- I have learned that I have a very small world view & I want to expand it
- I have learned that I need women friends to love me, encourage me, and understand me
- I have learned that I miss, and I need, a sense of belonging to a community
- I have learned that I am not crazy; I am not pre-menopausal; I am not abnormal. I am understood by many and I am in good company
- I have learned that to follow my pleasure may cause others pain
- I have learned to not doubt myself
- I have learned my feelings are valid and I do not need to explain them away
- I have learned that right now is all I need to be concerned about
- I have learned that I love vegetarian food; it is like a flavor explosion in my mouth
- I have learned to slow down and enjoy my food; to chew; to taste and to consider it before the next bite
- I have learned that my presence, my essence touches others
- I have learned the joy of saving money is being able to spend it on indulgences
- I have learned that distance is sometimes necessary to put things in perspective
- I have learned that when faced with fear, visualizing the worst that could happen makes anything more bearable
- I have learned that when I am dissatisfied and restless, the answer is not to change everything; it is to change me
- I have learned to find my center and revolve from it
- I have found that without a strong connection to my source – God – I am lost and alone
- I have learned I am never truly alone and if I feel so it is because I have walked away or tried to hide
- I have learned that I will not feel like a victim if I do not give away my power
- I have learned that open communication is the key to eliminating resentment
- I have learned the truth is kinder than bitterness
- I have learned that traveling (and being) alone is not abnormal (but I prefer company most of the time)
- I have learned that very small (cute) animals (howler monkeys) make VERY loud roars
- I have learned that once I can name what scares me, it no longer has the same negative power over me
- I have learned I like to hear the monkey’s howl
- I have learned to let go of things I can not, or should not, control
- I have learned that I am not vital to others’ success or happiness
- I have learned that I do not need to be bound to my cell phone, text, or email
- I have learned that single minded focus is unhealthy and creates a chaotic mind
- I have learned to learn about and seek to understand and accept others’ beliefs and practices
- I have learned to still and focus my mind
- I have learned how important the sun (and warmth) are to my well-being
- I have learned that watching the sun rise and set centers me
- I have learned that beach walks are my meditation
- I have learned that creating “my story”, by recalling and sharing the drama diminishes the experience; rather, I need to concern myself with the feelings and the growth process
- I have learned that everyone (even the great teachers) struggles with maintaining focus
- I have learned that someday I would like to return and explore Costa Rica – so I shall
- I have learned my sense of responsibility and obligation must be self-focused; I owe it to myself

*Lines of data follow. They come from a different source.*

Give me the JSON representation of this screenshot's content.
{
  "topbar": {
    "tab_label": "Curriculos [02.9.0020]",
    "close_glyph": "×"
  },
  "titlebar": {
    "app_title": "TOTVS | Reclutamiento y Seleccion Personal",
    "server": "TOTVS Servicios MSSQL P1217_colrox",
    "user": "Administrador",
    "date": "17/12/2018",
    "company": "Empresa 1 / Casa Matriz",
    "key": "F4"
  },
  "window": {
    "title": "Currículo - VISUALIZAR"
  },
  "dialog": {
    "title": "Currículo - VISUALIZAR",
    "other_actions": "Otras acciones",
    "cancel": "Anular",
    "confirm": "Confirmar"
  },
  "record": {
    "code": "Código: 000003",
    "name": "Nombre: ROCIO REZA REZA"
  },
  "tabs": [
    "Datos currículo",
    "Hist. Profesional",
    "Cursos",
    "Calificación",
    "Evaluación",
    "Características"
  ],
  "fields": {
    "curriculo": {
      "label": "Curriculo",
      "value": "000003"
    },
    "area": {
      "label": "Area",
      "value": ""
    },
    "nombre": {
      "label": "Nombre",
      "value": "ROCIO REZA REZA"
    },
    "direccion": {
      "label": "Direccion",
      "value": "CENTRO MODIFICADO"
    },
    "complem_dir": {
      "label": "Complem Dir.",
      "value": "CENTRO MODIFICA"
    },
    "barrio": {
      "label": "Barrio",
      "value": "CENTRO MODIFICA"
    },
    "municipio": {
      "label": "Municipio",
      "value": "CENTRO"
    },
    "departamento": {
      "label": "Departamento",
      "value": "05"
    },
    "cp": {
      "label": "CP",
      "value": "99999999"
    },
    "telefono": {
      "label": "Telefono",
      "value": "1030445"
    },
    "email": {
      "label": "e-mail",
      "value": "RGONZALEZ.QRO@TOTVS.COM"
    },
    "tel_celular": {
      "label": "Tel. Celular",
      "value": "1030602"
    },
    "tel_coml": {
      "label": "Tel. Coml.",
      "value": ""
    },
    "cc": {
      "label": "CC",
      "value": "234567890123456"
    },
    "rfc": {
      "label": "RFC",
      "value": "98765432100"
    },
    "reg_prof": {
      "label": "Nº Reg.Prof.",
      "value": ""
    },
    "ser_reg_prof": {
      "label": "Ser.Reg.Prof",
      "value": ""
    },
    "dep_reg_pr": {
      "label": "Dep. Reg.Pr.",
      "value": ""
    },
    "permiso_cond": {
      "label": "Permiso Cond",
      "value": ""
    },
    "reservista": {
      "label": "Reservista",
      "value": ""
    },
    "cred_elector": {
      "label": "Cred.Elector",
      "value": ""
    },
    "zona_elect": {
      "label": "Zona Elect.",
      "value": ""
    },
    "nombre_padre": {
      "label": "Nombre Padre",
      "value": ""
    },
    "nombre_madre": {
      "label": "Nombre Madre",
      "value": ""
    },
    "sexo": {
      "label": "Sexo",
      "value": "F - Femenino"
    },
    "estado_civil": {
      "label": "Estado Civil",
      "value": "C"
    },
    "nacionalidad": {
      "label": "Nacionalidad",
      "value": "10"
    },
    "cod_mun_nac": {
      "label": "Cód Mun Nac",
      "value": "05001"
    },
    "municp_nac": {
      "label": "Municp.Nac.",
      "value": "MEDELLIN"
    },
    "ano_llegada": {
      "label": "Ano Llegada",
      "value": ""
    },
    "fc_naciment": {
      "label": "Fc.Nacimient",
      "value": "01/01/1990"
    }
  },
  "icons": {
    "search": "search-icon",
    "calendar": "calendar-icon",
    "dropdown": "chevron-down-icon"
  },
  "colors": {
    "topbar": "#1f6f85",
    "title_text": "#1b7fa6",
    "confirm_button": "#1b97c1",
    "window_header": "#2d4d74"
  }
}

- I have learned that 2 currents can merge: the river flows into the ocean and the ocean tide infiltrates the river
- I have learned that I want “who I am” to be more prominent than “what I do”
- I have learned that I want my essence/my presence to bless others
- I have learned that I need to smile from within . . . everyday
- I have learned that if I ask for signs, then I should honor the response
- I have learned I love the earth and want to sustain it, but not flushing toilet paper is gross–perhaps we need to recycle more so others can flush (Not flushing paper is a common practice throughout Costa Rica)
- I have learned that if I’m not conscious and careful I will let a week of training go in an instant
- I have learned that I must get my passport stamped at least once a year; preferably every 6 months
- I have learned that memories are priceless
- I have learned that over-packing is over-rated, but an extra pair of shoes is essential in case of emergency
- I have learned that Costa Rica December 2010 – January 2011 SAVED ME!